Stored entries
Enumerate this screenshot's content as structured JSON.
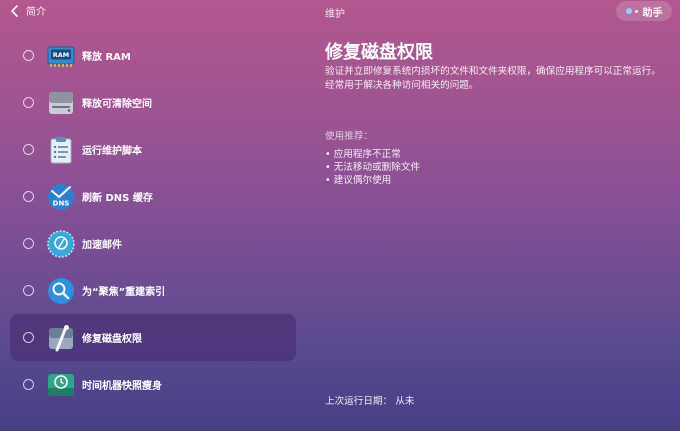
{
  "header": {
    "back_label": "简介",
    "section_title": "维护",
    "assistant_label": "助手"
  },
  "tasks": [
    {
      "label": "释放 RAM",
      "icon": "ram-icon",
      "icon_text": "RAM"
    },
    {
      "label": "释放可清除空间",
      "icon": "drive-icon"
    },
    {
      "label": "运行维护脚本",
      "icon": "clipboard-script-icon"
    },
    {
      "label": "刷新 DNS 缓存",
      "icon": "dns-icon",
      "icon_text": "DNS"
    },
    {
      "label": "加速邮件",
      "icon": "mail-stamp-icon"
    },
    {
      "label": "为“聚焦”重建索引",
      "icon": "spotlight-icon"
    },
    {
      "label": "修复磁盘权限",
      "icon": "wrench-disk-icon",
      "selected": true
    },
    {
      "label": "时间机器快照瘦身",
      "icon": "time-machine-icon"
    }
  ],
  "detail": {
    "title": "修复磁盘权限",
    "description": "验证并立即修复系统内损坏的文件和文件夹权限，确保应用程序可以正常运行。经常用于解决各种访问相关的问题。",
    "recommend_title": "使用推荐：",
    "recommendations": [
      "应用程序不正常",
      "无法移动或删除文件",
      "建议偶尔使用"
    ],
    "last_run": "上次运行日期：  从未"
  },
  "colors": {
    "accent_dot": "#8fd3ff",
    "selected_row": "#46286e"
  }
}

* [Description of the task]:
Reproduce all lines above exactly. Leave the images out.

* [Result of the exercise]:
Enumerate this screenshot's content as structured JSON.
{
  "header": {
    "back_label": "简介",
    "section_title": "维护",
    "assistant_label": "助手"
  },
  "tasks": [
    {
      "label": "释放 RAM",
      "icon": "ram-icon",
      "icon_text": "RAM"
    },
    {
      "label": "释放可清除空间",
      "icon": "drive-icon"
    },
    {
      "label": "运行维护脚本",
      "icon": "clipboard-script-icon"
    },
    {
      "label": "刷新 DNS 缓存",
      "icon": "dns-icon",
      "icon_text": "DNS"
    },
    {
      "label": "加速邮件",
      "icon": "mail-stamp-icon"
    },
    {
      "label": "为“聚焦”重建索引",
      "icon": "spotlight-icon"
    },
    {
      "label": "修复磁盘权限",
      "icon": "wrench-disk-icon",
      "selected": true
    },
    {
      "label": "时间机器快照瘦身",
      "icon": "time-machine-icon"
    }
  ],
  "detail": {
    "title": "修复磁盘权限",
    "description": "验证并立即修复系统内损坏的文件和文件夹权限，确保应用程序可以正常运行。经常用于解决各种访问相关的问题。",
    "recommend_title": "使用推荐：",
    "recommendations": [
      "应用程序不正常",
      "无法移动或删除文件",
      "建议偶尔使用"
    ],
    "last_run": "上次运行日期：  从未"
  },
  "colors": {
    "accent_dot": "#8fd3ff",
    "selected_row": "#46286e"
  }
}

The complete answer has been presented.